/---

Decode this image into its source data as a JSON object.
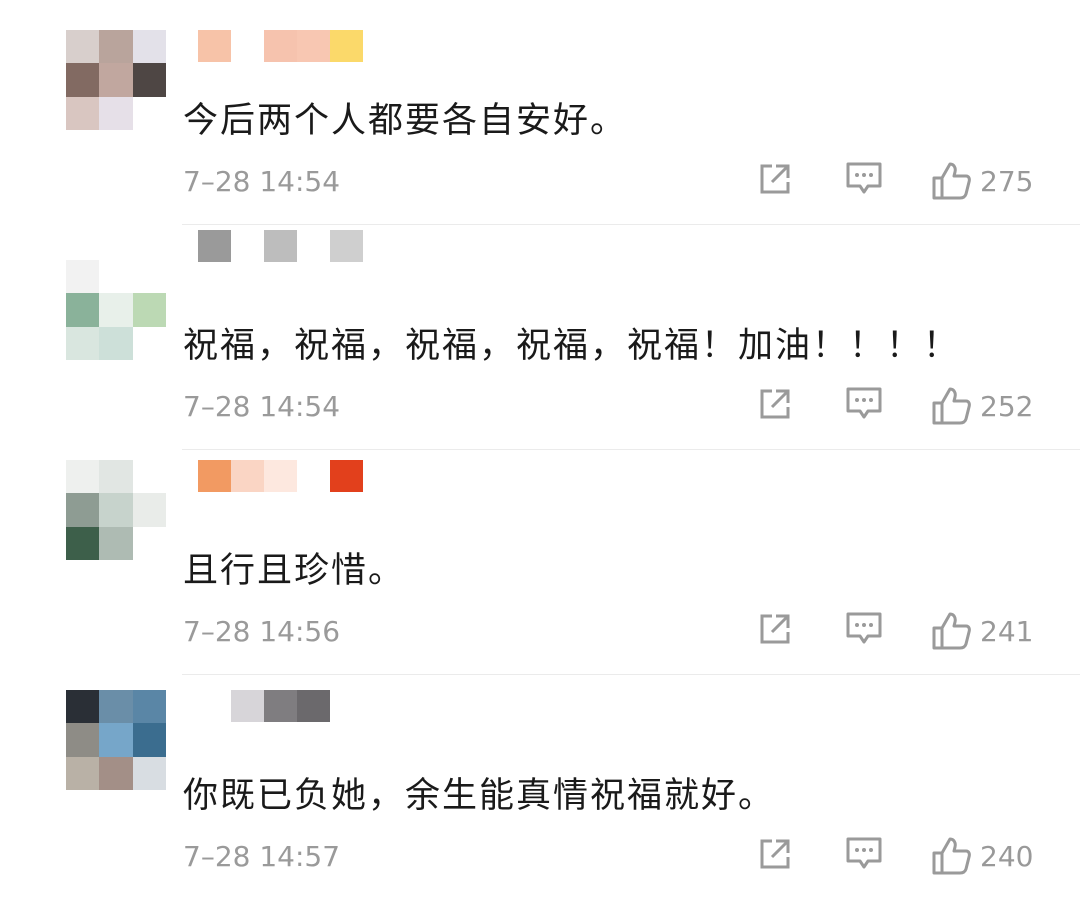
{
  "comments": [
    {
      "text": "今后两个人都要各自安好。",
      "time": "7–28 14:54",
      "likes": "275",
      "avatar_colors": [
        "#d8cfcc",
        "#b9a49c",
        "#e3e1e9",
        "#826a62",
        "#c1a79f",
        "#4e4644",
        "#d9c6c1",
        "#e6e0e8",
        "#ffffff"
      ],
      "name_colors": [
        "#f7c3a8",
        "#ffffff",
        "#f6c3ae",
        "#f8c7b2",
        "#fbd96a"
      ]
    },
    {
      "text": "祝福，祝福，祝福，祝福，祝福！加油！！！！",
      "time": "7–28 14:54",
      "likes": "252",
      "avatar_colors": [
        "#f2f2f2",
        "#ffffff",
        "#ffffff",
        "#8ab29a",
        "#e8f0ea",
        "#bcd9b4",
        "#d9e6df",
        "#cde0d9",
        "#ffffff"
      ],
      "name_colors": [
        "#9a9a9a",
        "#ffffff",
        "#bdbdbd",
        "#ffffff",
        "#cfcfcf"
      ]
    },
    {
      "text": "且行且珍惜。",
      "time": "7–28 14:56",
      "likes": "241",
      "avatar_colors": [
        "#eef0ee",
        "#e1e6e3",
        "#ffffff",
        "#8e9c93",
        "#c7d3cc",
        "#e9ece9",
        "#3d5f4a",
        "#aebbb3",
        "#ffffff"
      ],
      "name_colors": [
        "#f29a62",
        "#fad5c4",
        "#fde8df",
        "#ffffff",
        "#e2401c"
      ]
    },
    {
      "text": "你既已负她，余生能真情祝福就好。",
      "time": "7–28 14:57",
      "likes": "240",
      "avatar_colors": [
        "#2a2f36",
        "#6a8ea8",
        "#5a86a6",
        "#8e8c86",
        "#76a6c9",
        "#3b6d8f",
        "#b9b1a6",
        "#a38f87",
        "#d8dde2"
      ],
      "name_colors": [
        "#ffffff",
        "#d7d5d9",
        "#7f7d80",
        "#6b696c",
        "#ffffff"
      ]
    }
  ],
  "icons": {
    "share": "share-icon",
    "comment": "comment-icon",
    "like": "thumbs-up-icon"
  }
}
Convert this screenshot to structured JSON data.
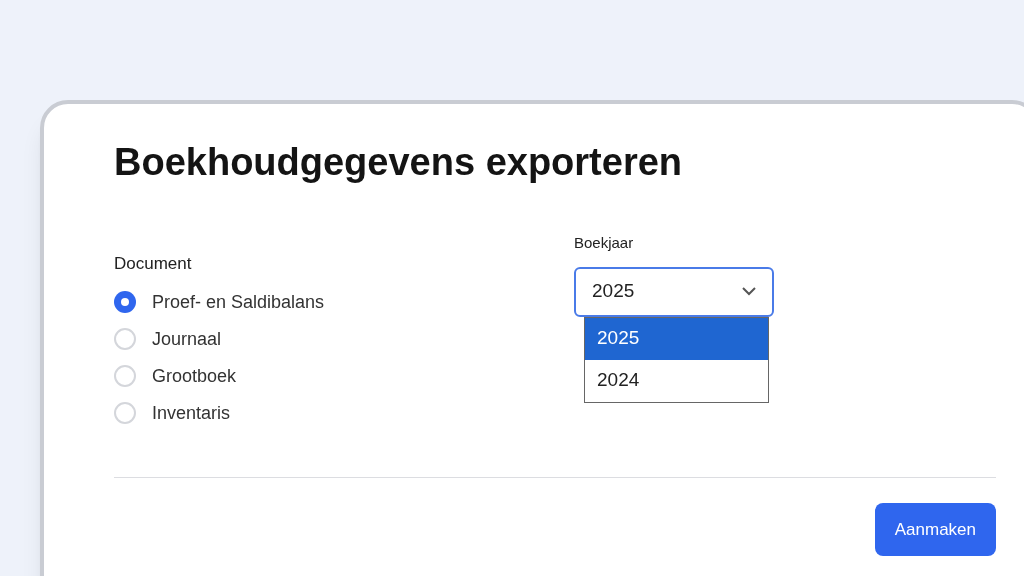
{
  "dialog": {
    "title": "Boekhoudgegevens exporteren"
  },
  "document": {
    "label": "Document",
    "options": [
      {
        "label": "Proef- en Saldibalans",
        "selected": true
      },
      {
        "label": "Journaal",
        "selected": false
      },
      {
        "label": "Grootboek",
        "selected": false
      },
      {
        "label": "Inventaris",
        "selected": false
      }
    ]
  },
  "year": {
    "label": "Boekjaar",
    "value": "2025",
    "expanded": true,
    "options": [
      {
        "label": "2025",
        "selected": true
      },
      {
        "label": "2024",
        "selected": false
      }
    ]
  },
  "buttons": [
    "Aanmaken"
  ]
}
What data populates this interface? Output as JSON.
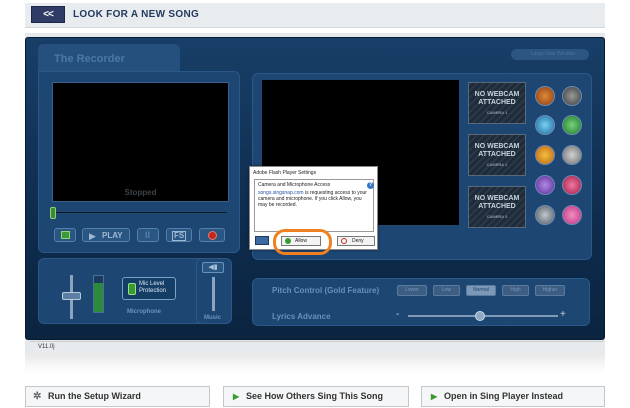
{
  "topbar": {
    "back_label": "<<",
    "title": "LOOK FOR A NEW SONG"
  },
  "recorder": {
    "tab_title": "The Recorder",
    "status": "Stopped",
    "play_label": "PLAY",
    "fs_label": "FS",
    "mic_level_label": "Mic Level Protection",
    "microphone_label": "Microphone",
    "music_label": "Music",
    "large_view_label": "Large User Window"
  },
  "cameras": [
    {
      "label": "NO WEBCAM ATTACHED",
      "name": "CAMERA 1"
    },
    {
      "label": "NO WEBCAM ATTACHED",
      "name": "CAMERA 2"
    },
    {
      "label": "NO WEBCAM ATTACHED",
      "name": "CAMERA 3"
    }
  ],
  "pitch": {
    "label": "Pitch Control (Gold Feature)",
    "buttons": [
      "Lower",
      "Low",
      "Normal",
      "High",
      "Higher"
    ]
  },
  "lyrics": {
    "label": "Lyrics Advance",
    "minus": "-",
    "plus": "+"
  },
  "version": "V11.0j",
  "flash_dialog": {
    "title": "Adobe Flash Player Settings",
    "heading": "Camera and Microphone Access",
    "site": "songs.singsnap.com",
    "message": " is requesting access to your camera and microphone. If you click Allow, you may be recorded.",
    "help": "?",
    "allow_label": "Allow",
    "deny_label": "Deny"
  },
  "bottom_buttons": [
    {
      "label": "Run the Setup Wizard"
    },
    {
      "label": "See How Others Sing This Song"
    },
    {
      "label": "Open in Sing Player Instead"
    }
  ],
  "colors": {
    "accent": "#f08020",
    "panel": "#1d4673",
    "background": "#0e2c4e"
  }
}
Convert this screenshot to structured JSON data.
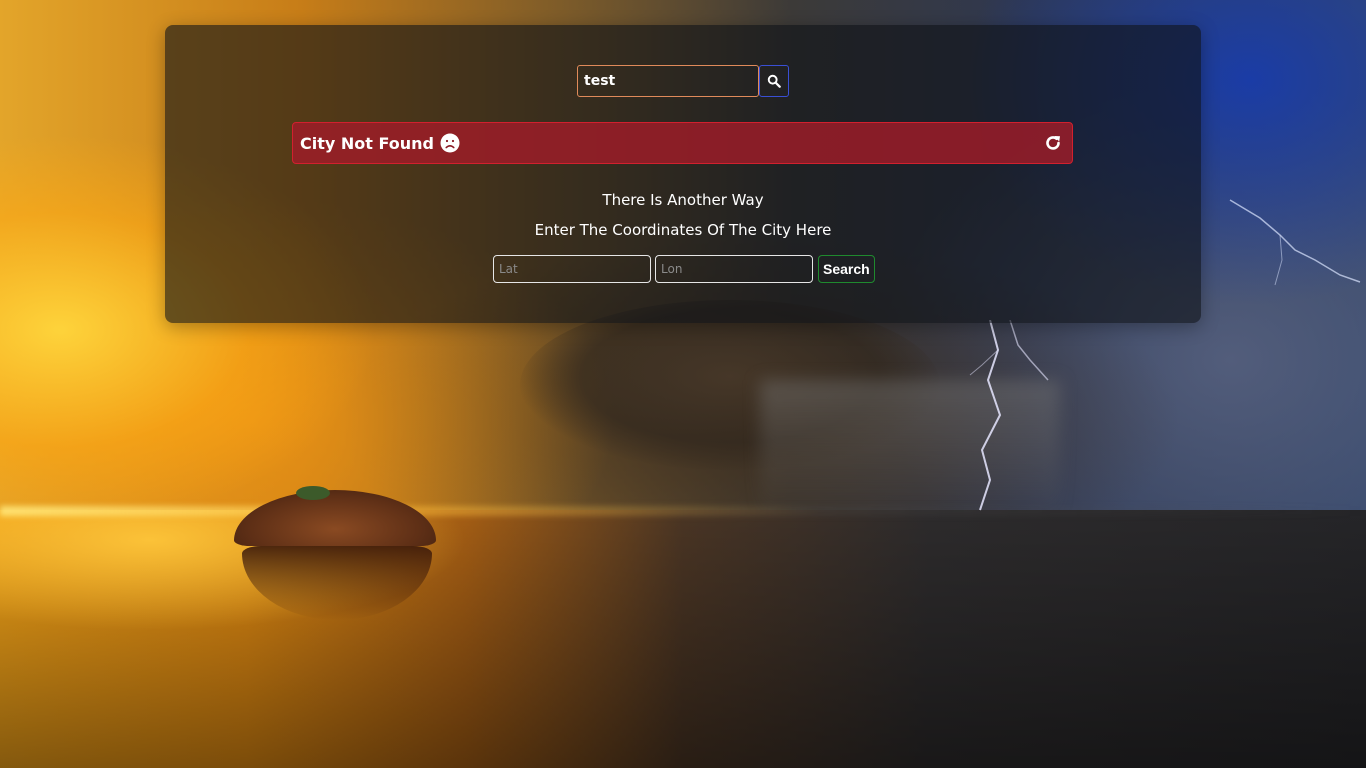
{
  "search": {
    "value": "test",
    "button_icon": "search-icon"
  },
  "error": {
    "message": "City Not Found",
    "emoji_icon": "sad-face-icon",
    "refresh_icon": "refresh-icon",
    "color": "#a01c28"
  },
  "alternative": {
    "line1": "There Is Another Way",
    "line2": "Enter The Coordinates Of The City Here",
    "lat_placeholder": "Lat",
    "lon_placeholder": "Lon",
    "search_label": "Search"
  }
}
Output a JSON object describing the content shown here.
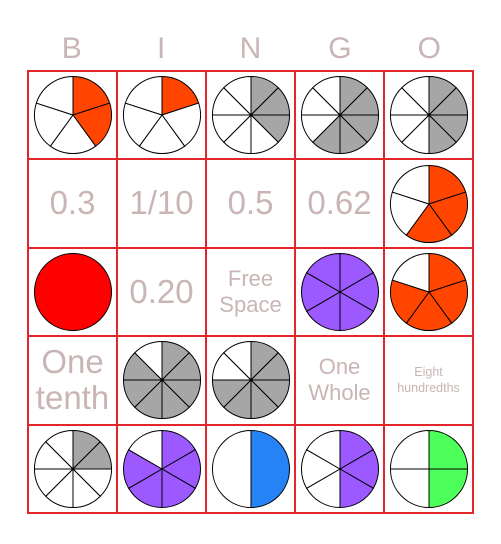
{
  "header": {
    "letters": [
      "B",
      "I",
      "N",
      "G",
      "O"
    ]
  },
  "colors": {
    "border": "#e3262b",
    "text": "#c9b5b5",
    "gray": "#a6a6a6",
    "orange": "#ff4500",
    "red": "#ff0000",
    "purple": "#9b59ff",
    "blue": "#2583f5",
    "green": "#4dff5a"
  },
  "cells": [
    {
      "type": "pie",
      "slices": 5,
      "filled": 2,
      "color": "#ff4500"
    },
    {
      "type": "pie",
      "slices": 5,
      "filled": 1,
      "color": "#ff4500"
    },
    {
      "type": "pie",
      "slices": 8,
      "filled": 3,
      "color": "#a6a6a6"
    },
    {
      "type": "pie",
      "slices": 8,
      "filled": 5,
      "color": "#a6a6a6"
    },
    {
      "type": "pie",
      "slices": 8,
      "filled": 4,
      "color": "#a6a6a6"
    },
    {
      "type": "text",
      "text": "0.3",
      "size": "big"
    },
    {
      "type": "text",
      "text": "1/10",
      "size": "big"
    },
    {
      "type": "text",
      "text": "0.5",
      "size": "big"
    },
    {
      "type": "text",
      "text": "0.62",
      "size": "big"
    },
    {
      "type": "pie",
      "slices": 5,
      "filled": 3,
      "color": "#ff4500"
    },
    {
      "type": "pie",
      "slices": 1,
      "filled": 1,
      "color": "#ff0000"
    },
    {
      "type": "text",
      "text": "0.20",
      "size": "big"
    },
    {
      "type": "text",
      "text": "Free Space",
      "size": "mid"
    },
    {
      "type": "pie",
      "slices": 6,
      "filled": 6,
      "color": "#9b59ff"
    },
    {
      "type": "pie",
      "slices": 5,
      "filled": 4,
      "color": "#ff4500"
    },
    {
      "type": "text",
      "text": "One tenth",
      "size": "big"
    },
    {
      "type": "pie",
      "slices": 8,
      "filled": 7,
      "color": "#a6a6a6"
    },
    {
      "type": "pie",
      "slices": 8,
      "filled": 6,
      "color": "#a6a6a6"
    },
    {
      "type": "text",
      "text": "One Whole",
      "size": "mid"
    },
    {
      "type": "text",
      "text": "Eight hundredths",
      "size": "small"
    },
    {
      "type": "pie",
      "slices": 8,
      "filled": 2,
      "color": "#a6a6a6"
    },
    {
      "type": "pie",
      "slices": 6,
      "filled": 5,
      "color": "#9b59ff"
    },
    {
      "type": "pie",
      "slices": 2,
      "filled": 1,
      "color": "#2583f5"
    },
    {
      "type": "pie",
      "slices": 6,
      "filled": 3,
      "color": "#9b59ff"
    },
    {
      "type": "pie",
      "slices": 4,
      "filled": 2,
      "color": "#4dff5a"
    }
  ]
}
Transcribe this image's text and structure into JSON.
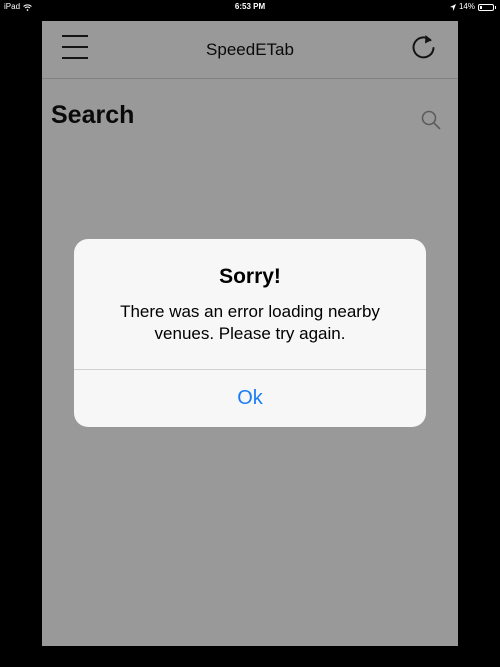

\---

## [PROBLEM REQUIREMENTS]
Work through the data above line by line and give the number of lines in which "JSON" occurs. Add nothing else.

## [OUTPUT OF THE TASK]
6